(Sept. 7) In the week before Sept. 11, 2001, Mexican president Vicente Fox met with President George Bush in Washington, D.C., to discuss changes in U.S. immigration policy that would allow legalization of undocumented workers and expand legal border crossings.

Then the Pentagon and the World Trade Center were attacked with commercial airliners in a terror plot carried out by foreign nationals living in the U.S. Immigration as a policy topic was almost immediately recast as a security threat rather than an economic need.

The U.S. economy itself suffered a downturn after 9/11, and public sentiment turned against illegal immigration as a pocketbook issue. With the shock and horror of losing thousands of American citizens on our home turf, the country turned defensive against illegal aliens.

For agriculture, one of the results was inaction on one of their most important priorities.

Mike Stuart, president of the Maitland-based Florida Fruit & Vegetable Association, said the immigration issue has advanced no further. Instead, there’s a tension between growers’ need for immigrant labor and public sentiment to gain control of the border.

“Regardless of your view, there is a tremendous amount of frustration about the inability of Congress to resolve the issue,” Stuart said, adding that he sees no positive solution for the industry before the November election.


The push toward traceback systems was speeded along by legislation created in the months after the terrorist attacks on Washington, D.C., and New York City, industry leaders said in early September.

Government agencies changed after the attacks, with the expansion of the authority of the Food and Drug Administration and the transfer of agricultural inspection duties at the border from the U.S. Department of Agriculture to the newly created Department of Homeland Security.

Since then, new FDA rules have increased the cost of compliance for exporters to the U.S. and for U.S. food marketers.

But industry lobbyists who weren’t particularly happy with the performance of border inspections when the duty fell to the USDA say they are now even less pleased with the record of the Department of Homeland Security.


The biggest piece of industry-related legislation after Sept. 11 was the Bioterrorism Act of 2002. The legislation created regulations related to traceback, registration of facilities, prior notice of imports and administrative detention.

“Food security” was given a whole new meaning after the attacks, said Kathy Means, vice president of government relations for the Newark, Del.-based Produce Marketing Association.

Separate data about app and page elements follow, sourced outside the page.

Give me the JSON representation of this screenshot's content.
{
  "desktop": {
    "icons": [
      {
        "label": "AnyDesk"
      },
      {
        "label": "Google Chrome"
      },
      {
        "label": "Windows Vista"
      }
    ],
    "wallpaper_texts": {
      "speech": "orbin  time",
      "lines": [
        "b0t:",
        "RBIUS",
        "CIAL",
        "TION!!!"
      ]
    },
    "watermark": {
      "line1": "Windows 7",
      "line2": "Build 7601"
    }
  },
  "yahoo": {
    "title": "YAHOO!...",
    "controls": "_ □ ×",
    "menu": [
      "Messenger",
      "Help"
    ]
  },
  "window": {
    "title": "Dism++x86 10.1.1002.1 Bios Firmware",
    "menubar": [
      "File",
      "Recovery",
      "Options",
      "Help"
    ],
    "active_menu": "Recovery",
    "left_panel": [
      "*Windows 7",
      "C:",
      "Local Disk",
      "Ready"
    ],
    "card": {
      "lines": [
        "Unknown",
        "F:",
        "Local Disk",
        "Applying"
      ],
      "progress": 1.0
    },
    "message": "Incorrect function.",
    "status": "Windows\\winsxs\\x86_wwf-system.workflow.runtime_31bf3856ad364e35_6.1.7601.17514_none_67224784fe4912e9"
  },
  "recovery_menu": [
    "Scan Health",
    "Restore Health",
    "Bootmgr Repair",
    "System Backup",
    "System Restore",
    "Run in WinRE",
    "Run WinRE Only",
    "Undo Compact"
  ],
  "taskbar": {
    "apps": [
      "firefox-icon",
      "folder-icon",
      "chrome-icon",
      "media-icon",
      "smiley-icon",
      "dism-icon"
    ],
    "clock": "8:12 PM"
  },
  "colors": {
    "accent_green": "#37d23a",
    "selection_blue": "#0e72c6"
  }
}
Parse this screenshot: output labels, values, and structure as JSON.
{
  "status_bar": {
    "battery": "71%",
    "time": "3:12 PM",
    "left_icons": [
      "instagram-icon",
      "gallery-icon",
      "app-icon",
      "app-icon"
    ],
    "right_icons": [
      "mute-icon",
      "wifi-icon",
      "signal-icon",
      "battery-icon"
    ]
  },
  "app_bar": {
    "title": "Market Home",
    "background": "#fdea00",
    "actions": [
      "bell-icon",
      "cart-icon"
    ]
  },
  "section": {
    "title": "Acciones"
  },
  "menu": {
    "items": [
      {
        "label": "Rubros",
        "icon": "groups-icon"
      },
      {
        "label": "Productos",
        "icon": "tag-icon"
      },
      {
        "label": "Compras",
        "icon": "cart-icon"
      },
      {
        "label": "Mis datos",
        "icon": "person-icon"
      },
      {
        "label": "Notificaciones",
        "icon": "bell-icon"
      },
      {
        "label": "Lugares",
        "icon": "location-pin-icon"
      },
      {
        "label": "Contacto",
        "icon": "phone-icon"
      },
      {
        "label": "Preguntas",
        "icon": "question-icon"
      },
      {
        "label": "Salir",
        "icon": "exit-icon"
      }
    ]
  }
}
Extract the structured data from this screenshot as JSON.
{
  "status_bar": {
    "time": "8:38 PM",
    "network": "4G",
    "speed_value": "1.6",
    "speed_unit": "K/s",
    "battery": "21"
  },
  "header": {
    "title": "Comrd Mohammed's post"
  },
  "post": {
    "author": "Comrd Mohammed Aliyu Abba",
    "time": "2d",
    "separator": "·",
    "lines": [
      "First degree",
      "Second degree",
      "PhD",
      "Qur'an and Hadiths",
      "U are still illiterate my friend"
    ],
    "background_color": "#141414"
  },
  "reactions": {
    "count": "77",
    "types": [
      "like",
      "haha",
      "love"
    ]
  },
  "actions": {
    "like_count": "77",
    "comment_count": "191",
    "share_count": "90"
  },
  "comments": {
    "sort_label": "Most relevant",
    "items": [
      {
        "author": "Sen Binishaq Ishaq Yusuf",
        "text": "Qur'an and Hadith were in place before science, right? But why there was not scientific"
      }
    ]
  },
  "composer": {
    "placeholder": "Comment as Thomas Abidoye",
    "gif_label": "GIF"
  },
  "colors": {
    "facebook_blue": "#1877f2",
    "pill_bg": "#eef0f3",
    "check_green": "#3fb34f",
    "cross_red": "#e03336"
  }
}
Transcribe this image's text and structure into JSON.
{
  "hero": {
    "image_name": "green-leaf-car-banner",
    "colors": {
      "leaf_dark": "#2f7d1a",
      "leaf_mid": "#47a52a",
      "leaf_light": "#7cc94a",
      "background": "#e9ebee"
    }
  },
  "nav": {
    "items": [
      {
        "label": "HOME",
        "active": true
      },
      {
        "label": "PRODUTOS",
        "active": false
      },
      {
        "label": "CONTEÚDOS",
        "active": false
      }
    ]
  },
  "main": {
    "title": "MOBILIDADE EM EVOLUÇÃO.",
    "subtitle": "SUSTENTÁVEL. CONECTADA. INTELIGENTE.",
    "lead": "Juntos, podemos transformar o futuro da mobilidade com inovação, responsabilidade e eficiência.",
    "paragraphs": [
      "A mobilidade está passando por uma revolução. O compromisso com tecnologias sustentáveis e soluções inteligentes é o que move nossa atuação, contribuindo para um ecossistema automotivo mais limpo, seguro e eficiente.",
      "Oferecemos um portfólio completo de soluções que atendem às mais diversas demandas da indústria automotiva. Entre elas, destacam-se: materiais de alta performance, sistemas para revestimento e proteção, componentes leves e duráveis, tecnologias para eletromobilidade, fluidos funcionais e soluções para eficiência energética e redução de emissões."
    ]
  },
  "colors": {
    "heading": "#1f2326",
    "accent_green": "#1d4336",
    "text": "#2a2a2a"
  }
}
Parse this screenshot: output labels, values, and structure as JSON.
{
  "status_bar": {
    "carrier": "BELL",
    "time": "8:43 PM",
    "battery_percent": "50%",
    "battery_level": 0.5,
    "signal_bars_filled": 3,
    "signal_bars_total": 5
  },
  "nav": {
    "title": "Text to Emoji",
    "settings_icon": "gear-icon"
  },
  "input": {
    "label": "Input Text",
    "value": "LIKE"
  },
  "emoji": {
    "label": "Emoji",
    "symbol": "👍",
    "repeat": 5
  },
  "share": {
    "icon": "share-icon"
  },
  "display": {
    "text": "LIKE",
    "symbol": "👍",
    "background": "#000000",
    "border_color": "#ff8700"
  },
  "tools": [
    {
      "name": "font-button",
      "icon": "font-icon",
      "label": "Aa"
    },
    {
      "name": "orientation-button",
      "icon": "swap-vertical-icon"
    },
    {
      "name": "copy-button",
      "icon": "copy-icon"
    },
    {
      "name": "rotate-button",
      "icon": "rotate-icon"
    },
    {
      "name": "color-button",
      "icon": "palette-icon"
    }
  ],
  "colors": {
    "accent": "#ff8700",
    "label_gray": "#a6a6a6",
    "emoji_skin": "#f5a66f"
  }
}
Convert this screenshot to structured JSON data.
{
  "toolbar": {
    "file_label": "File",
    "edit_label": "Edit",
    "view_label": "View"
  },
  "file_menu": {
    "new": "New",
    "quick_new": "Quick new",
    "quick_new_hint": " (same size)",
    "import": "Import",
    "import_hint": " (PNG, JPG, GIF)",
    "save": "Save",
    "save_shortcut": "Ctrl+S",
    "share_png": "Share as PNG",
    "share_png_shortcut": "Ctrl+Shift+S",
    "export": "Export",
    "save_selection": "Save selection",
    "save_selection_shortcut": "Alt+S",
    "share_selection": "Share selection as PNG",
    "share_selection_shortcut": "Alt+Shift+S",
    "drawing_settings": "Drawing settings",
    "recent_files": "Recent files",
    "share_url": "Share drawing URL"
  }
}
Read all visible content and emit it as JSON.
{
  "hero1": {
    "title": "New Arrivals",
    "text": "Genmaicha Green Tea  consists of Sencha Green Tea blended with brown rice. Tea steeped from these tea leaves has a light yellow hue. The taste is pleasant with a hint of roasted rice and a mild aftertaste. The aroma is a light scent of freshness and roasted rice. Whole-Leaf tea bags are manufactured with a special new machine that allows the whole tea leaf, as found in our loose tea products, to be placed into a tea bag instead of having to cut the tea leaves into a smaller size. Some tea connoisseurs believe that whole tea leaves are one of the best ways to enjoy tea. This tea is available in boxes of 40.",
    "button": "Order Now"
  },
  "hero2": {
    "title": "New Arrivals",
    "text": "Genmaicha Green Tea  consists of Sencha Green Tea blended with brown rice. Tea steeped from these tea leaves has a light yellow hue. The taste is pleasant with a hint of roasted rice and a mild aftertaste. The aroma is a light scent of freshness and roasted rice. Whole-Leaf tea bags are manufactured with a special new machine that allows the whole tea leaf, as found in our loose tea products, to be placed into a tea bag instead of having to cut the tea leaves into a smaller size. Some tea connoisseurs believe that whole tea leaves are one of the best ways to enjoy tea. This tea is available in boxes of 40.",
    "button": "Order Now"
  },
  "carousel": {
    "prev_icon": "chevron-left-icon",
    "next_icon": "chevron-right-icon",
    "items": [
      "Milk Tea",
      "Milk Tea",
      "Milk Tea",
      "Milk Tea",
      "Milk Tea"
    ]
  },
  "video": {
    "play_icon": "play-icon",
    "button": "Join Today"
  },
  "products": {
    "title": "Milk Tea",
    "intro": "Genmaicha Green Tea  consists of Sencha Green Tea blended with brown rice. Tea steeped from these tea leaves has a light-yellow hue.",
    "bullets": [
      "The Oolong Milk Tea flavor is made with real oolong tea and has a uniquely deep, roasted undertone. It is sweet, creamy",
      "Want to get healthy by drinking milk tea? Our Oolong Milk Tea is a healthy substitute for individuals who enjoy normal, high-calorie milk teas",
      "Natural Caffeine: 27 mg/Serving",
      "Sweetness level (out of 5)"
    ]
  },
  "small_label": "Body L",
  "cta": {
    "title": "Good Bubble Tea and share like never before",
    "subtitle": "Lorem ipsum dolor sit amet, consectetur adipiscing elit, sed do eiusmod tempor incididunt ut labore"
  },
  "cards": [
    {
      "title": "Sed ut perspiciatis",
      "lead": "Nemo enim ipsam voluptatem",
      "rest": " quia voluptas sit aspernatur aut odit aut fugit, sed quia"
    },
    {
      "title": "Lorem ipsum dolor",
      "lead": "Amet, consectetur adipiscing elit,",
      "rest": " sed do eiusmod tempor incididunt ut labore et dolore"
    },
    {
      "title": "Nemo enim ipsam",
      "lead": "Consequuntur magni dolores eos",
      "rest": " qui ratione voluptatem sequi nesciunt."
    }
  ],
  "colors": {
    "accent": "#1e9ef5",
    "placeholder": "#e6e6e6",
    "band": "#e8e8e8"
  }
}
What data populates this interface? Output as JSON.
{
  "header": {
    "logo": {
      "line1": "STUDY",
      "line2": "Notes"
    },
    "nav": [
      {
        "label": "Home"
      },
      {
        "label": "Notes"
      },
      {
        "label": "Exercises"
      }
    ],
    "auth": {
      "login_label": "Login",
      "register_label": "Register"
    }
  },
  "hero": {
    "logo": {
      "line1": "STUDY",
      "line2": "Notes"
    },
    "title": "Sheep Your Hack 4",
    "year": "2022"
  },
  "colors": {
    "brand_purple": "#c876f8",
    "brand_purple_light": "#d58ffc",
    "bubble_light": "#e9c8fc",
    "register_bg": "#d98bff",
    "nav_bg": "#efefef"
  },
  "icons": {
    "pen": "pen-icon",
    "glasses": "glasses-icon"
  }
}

Before Sept. 11, food security referred to the question of whether a family had enough money to purchase enough food. After the attack, food security came to mean the effort to tamper-proof the U.S. food supply.

Now, some government sources want to substitute “food defense” in place of “food security.”

Whatever the name, the U.S. food supply has never been safer, said Jim Gorny, vice president of quality assurance and technology for the United Fresh Fruit & Vegetable Association, Washington, D.C.

“Kudos to government and industry for working so well together,” Gorny said, adding that the security measures will help prevent intentional tampering with the food supply.

The industry has adapted to regulation changes, and Means said that there have been many changes in protocol throughout the supply chain. Now, new controls on access to product and background checks on employees are part of doing business for many companies, she said.

The attacks allowed the FDA to gain from Congress the authority for the traceback and traceforward systems they had always wanted, said Gabriele Ludwig, Washington, D.C.-based consultant and lobbyist on food issues.

“Traceback makes it easier for the government and more complicated for the industry,” she said.


The transfer of authority for agricultural border inspections from the USDA to the Department of Homeland Security was an overreaction to Sept. 11, said Joel Nelsen, president of Exeter-based California Citrus Mutual.

“Despite their best intentions, it hasn’t gone smoothly,” Nelsen said, referring to a decline in efficiencies and a shortage of trained staff for agricultural inspections.

“We are comfortable the effort is there, but I hope it improves before we have a real crisis or disaster,” he said.